Q&A Report: Musculoskeletal Complications of Cancer and its Treatments

Dr Andrea Bonetto, Associate Professor of Surgery, answers questions from his recent webinar on how bone preservation directly impacts muscle size and function in cachexia, and contributes to new treatments for cancer.

These answers have been provided by:

Andrea Bonetto, PhD
Associate Professor, Surgery
Indiana University

Bone muscle and adipocytes come from the same MSC origin. Do adipocytes need to be included in this scenario?

Absolutely! We have not had a chance to investigate the relationship between adipocytes-fat and muscle-bone yet. However, a role of adipocyte wasting and excessive lipolysis in the pathogenesis of cachexia has been investigated for quite some time and seems to confirm the importance of looking at fat as a source of pro-cachectic factors.

In some of the force-frequency curves you see higher frequencies cause lower torque production than the moderate frequencies. Why do you think this is happening?

We see that this effect is much more pronounced in the cachectic animals, which brings me to think that the cachectic mice (especially for in vivo testing) are much more susceptible to fatigue. Clearly by the end of the force frequency sequence the cachectic mice are much more ‘fatigued’ and are unable to generate force. This could also be a limitation of the protocols administered. Meaning, we typically only allow 1-minute rest in between stimulations/contractions. In theory, during tetanic contractions more rest should be given to allow for greater recovery.

How does the quantity of bone loss in the RANKL expressing C26 model compare with other established cachexia models? Is the lack of a skeletal phenotype in normal C26 model due exclusively to low RANKL expression or are there other reasons why this model exhibits no bone phenotype?

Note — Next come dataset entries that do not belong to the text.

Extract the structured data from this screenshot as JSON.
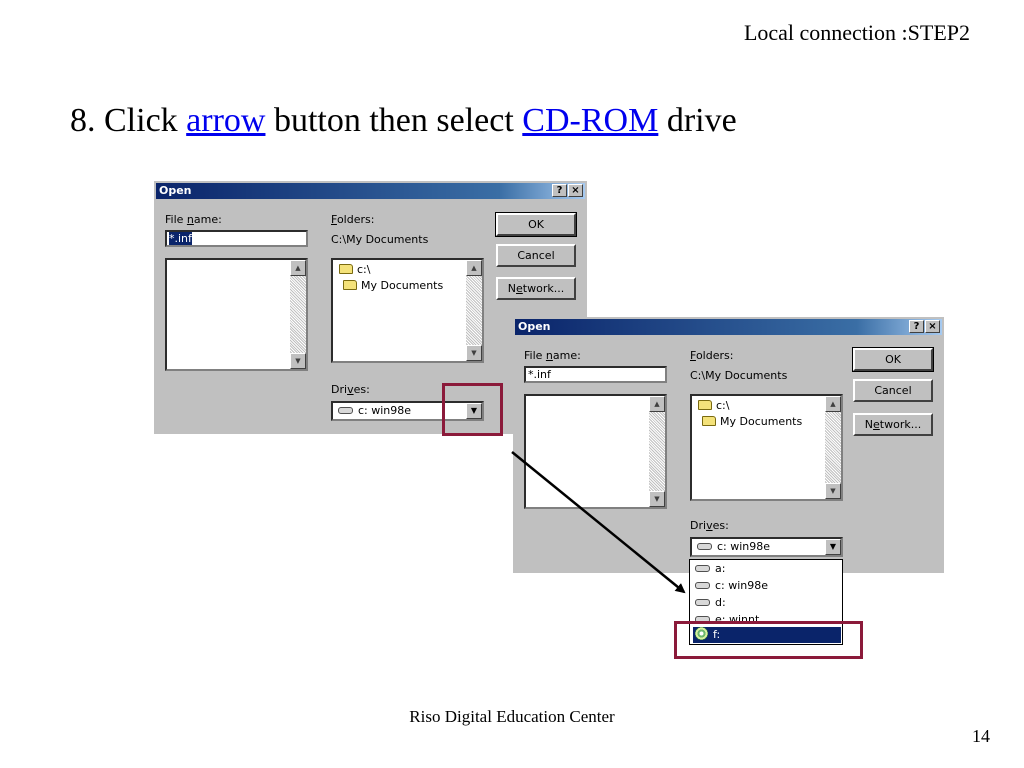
{
  "slide": {
    "header": "Local connection :STEP2",
    "instruction": {
      "prefix": "8.  Click ",
      "link1": "arrow",
      "middle": " button then select ",
      "link2": "CD-ROM",
      "suffix": " drive"
    },
    "footer": "Riso Digital Education Center",
    "page_number": "14"
  },
  "dialog": {
    "title": "Open",
    "help_label": "?",
    "close_label": "×",
    "file_name_label_pre": "File ",
    "file_name_label_u": "n",
    "file_name_label_post": "ame:",
    "file_name_value": "*.inf",
    "folders_label_u": "F",
    "folders_label_post": "olders:",
    "folders_path": "C:\\My Documents",
    "folders": [
      "c:\\",
      "My Documents"
    ],
    "drives_label_pre": "Dri",
    "drives_label_u": "v",
    "drives_label_post": "es:",
    "drive_selected": "c: win98e",
    "buttons": {
      "ok": "OK",
      "cancel": "Cancel",
      "network_u": "e",
      "network_pre": "N",
      "network_post": "twork..."
    },
    "scroll_up": "▲",
    "scroll_down": "▼",
    "combo_arrow": "▼"
  },
  "drive_dropdown": [
    "a:",
    "c: win98e",
    "d:",
    "e: winnt",
    "f:"
  ],
  "icons": {
    "folder": "folder-icon",
    "drive": "drive-icon",
    "cd": "cd-rom-icon"
  },
  "colors": {
    "highlight": "#8b1a3a",
    "link": "#0000ee",
    "titlebar": "#0a246a",
    "dialog_face": "#c0c0c0"
  }
}
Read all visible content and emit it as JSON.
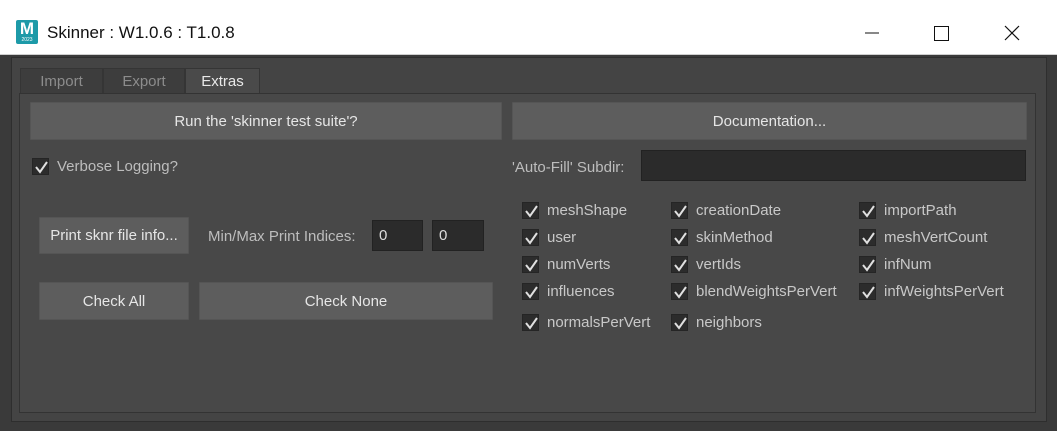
{
  "window": {
    "title": "Skinner : W1.0.6 : T1.0.8",
    "icon_letter": "M",
    "icon_sub": "2023"
  },
  "tabs": [
    {
      "label": "Import",
      "active": false
    },
    {
      "label": "Export",
      "active": false
    },
    {
      "label": "Extras",
      "active": true
    }
  ],
  "extras": {
    "run_tests_label": "Run the 'skinner test suite'?",
    "documentation_label": "Documentation...",
    "verbose_label": "Verbose Logging?",
    "verbose_checked": true,
    "autofill_label": "'Auto-Fill' Subdir:",
    "autofill_value": "",
    "print_button_label": "Print sknr file info...",
    "minmax_label": "Min/Max Print Indices:",
    "min_value": "0",
    "max_value": "0",
    "check_all_label": "Check All",
    "check_none_label": "Check None",
    "fields": [
      {
        "label": "meshShape",
        "checked": true
      },
      {
        "label": "creationDate",
        "checked": true
      },
      {
        "label": "importPath",
        "checked": true
      },
      {
        "label": "user",
        "checked": true
      },
      {
        "label": "skinMethod",
        "checked": true
      },
      {
        "label": "meshVertCount",
        "checked": true
      },
      {
        "label": "numVerts",
        "checked": true
      },
      {
        "label": "vertIds",
        "checked": true
      },
      {
        "label": "infNum",
        "checked": true
      },
      {
        "label": "influences",
        "checked": true
      },
      {
        "label": "blendWeightsPerVert",
        "checked": true
      },
      {
        "label": "infWeightsPerVert",
        "checked": true
      },
      {
        "label": "normalsPerVert",
        "checked": true
      },
      {
        "label": "neighbors",
        "checked": true
      }
    ]
  },
  "colors": {
    "accent_icon": "#1d9aa8",
    "background": "#444444",
    "button": "#5d5d5d"
  },
  "icons": {
    "minimize": "minimize-icon",
    "maximize": "maximize-icon",
    "close": "close-icon",
    "check": "checkmark-icon"
  }
}
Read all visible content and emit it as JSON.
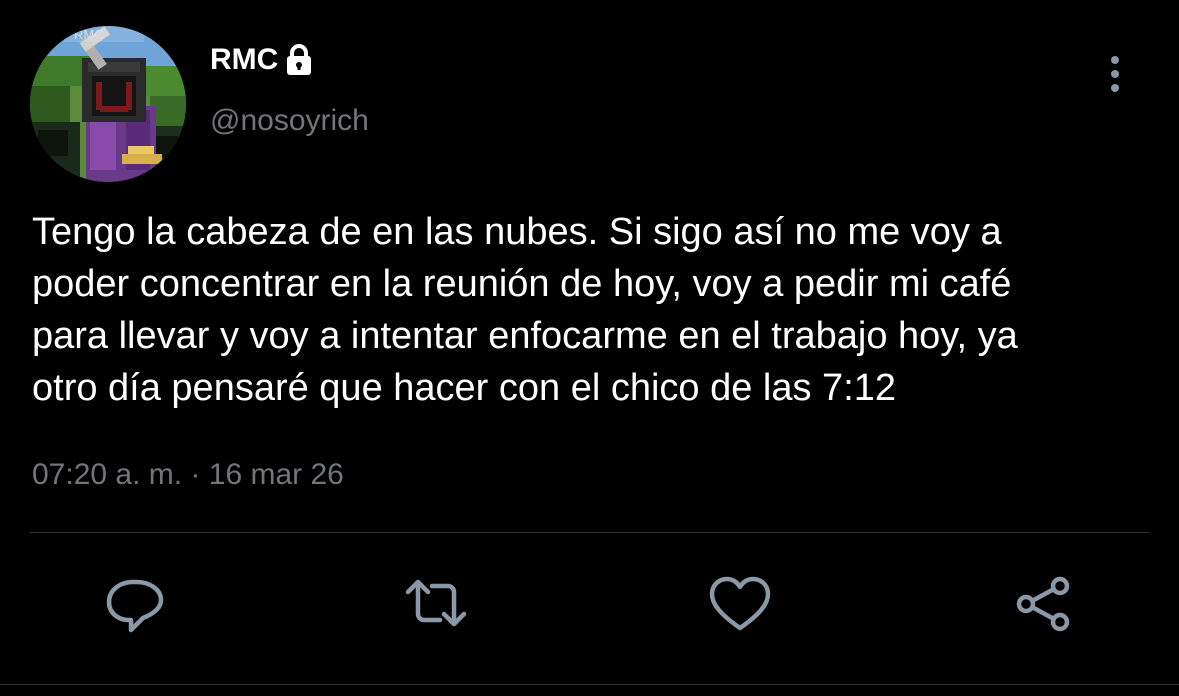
{
  "author": {
    "display_name": "RMC",
    "handle": "@nosoyrich",
    "avatar_icon": "minecraft-character-avatar",
    "avatar_tag": "RMC",
    "protected_icon": "lock-icon"
  },
  "tweet": {
    "text_lines": [
      "Tengo la cabeza de en las nubes. Si sigo así no me voy a",
      "poder concentrar en la reunión de hoy, voy a pedir mi café",
      "para llevar y voy a intentar enfocarme en el trabajo hoy, ya",
      "otro día pensaré que hacer con el chico de las 7:12"
    ],
    "time": "07:20 a. m.",
    "separator": " · ",
    "date": "16 mar 26"
  },
  "actions": {
    "reply_icon": "reply-icon",
    "retweet_icon": "retweet-icon",
    "like_icon": "heart-icon",
    "share_icon": "share-icon",
    "more_icon": "more-vertical-icon"
  },
  "colors": {
    "background": "#000000",
    "text_primary": "#ffffff",
    "text_secondary": "#71767b",
    "icon": "#8b98a5",
    "divider": "#2f3336"
  }
}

The mice bearing RANKL-expressing C26 cells present very elevated levels of circulating RANKL, whereas the amounts of bone loss are comparable to other models of cancer- or chemotherapy-induced bone loss, suggesting that RANKL plays a critical role in regulating bone homeostasis, though there could be other factors that participate in the process. We have been actively investigating the molecular reasons responsible for the lack of bone loss in mice bearing C26 subcutaneous tumors. We have identified other factors that contribute to muscle and bone loss in colorectal cancers, independent of RANKL, in particular in a setting of CRC-induced liver metastases.

In bone cells, RANKL signals via PI3K/ AKT signaling. This is a well know anabolic signaling pathway in skeletal muscle, yet RANKL appears to cause muscle atrophy. Would you be able to speculate what are the basis for this contradiction?

In our models, the PI3K/AKT signaling in muscle does not seem to be activated upon modulation of RANKL levels, maybe suggesting that RANKL activates other (unknown) pathways. We usually see activation of the TRAF6 and NFkB-dependent pathways, along with modulation of several other pro-inflammatory pathways, known for their pro-cachectic functions.

Exercise has been proposed as a therapy for muscle wasting due to cancer cachexia. Are adverse effects less in physically active patients before starting therapy?

Yes, it is known that exercise contributes to preserve muscle size/function, as well as reduces chemotherapy-associated toxicities in patients undergoing chemotherapy treatments. Here at IU we are planning to open a room in our cancer center, right next to the infusion center, where patients can do some moderate exercise right before their infusion.

Would you speculate whether the bone and muscle loss you observe in the mice treated with the chemotherapeutics are direct a effect in the muscle or a consequence of, for example, anorexia or reduced nutritional intake? Did you measure food intake? Have you conducted pair feeding experiments?

We cannot exclude that changes in food intake play a role in driving muscle and bone loss, as we have not performed pair feeding experiments. We have measured food intake in animals receiving chemotherapy and found transient/acute losses of weight due to reduced appetite. However, in general the animals recover their body weight after 24h from treatment (as we published in the past) and on average the overall/cumulative food intake is not significantly different vs. the control animals.

In lung cancer, targeted therapy may result in shrinkage of metastatic bone tumors. Would you expect this to present an opportunity for improved muscle mass and function?

Yes, ideally we would expect improved muscle size and function, especially due to reduced release of TGFbeta from the bone matrix. However, as we have published, chemotherapy per se is responsible for negative effects on muscle mass. Therefore, we may end up not seeing any beneficial effect overall.

Both RANK and RANKL have been identified in extracellular vesicles released from osteoclasts and osteoblasts. Have you investigated this in your models and do such extracellular vesicles reach skeletal muscle?

No, we have not. Some investigators have looked at microvesicle and exosomes as transporters of microRNA, which have been identified as playing a role in cachexia. This is actually a very interesting point that I am not sure anyone in the cachexia field have investigated thus far. Thank you for the suggestion.

Does cancer/chemotherapy alter osteocyte mitochondria and metabolism?

We know that cancer affects osteocyte viability (as we recently published in Pin et al., Cancer Letters, 2021) and promotes changes in osteocyte functions/behaviors, with the appearance of osteocytic osteolysis, for example. However, we have not looked at effects in terms of mitochondria and metabolism.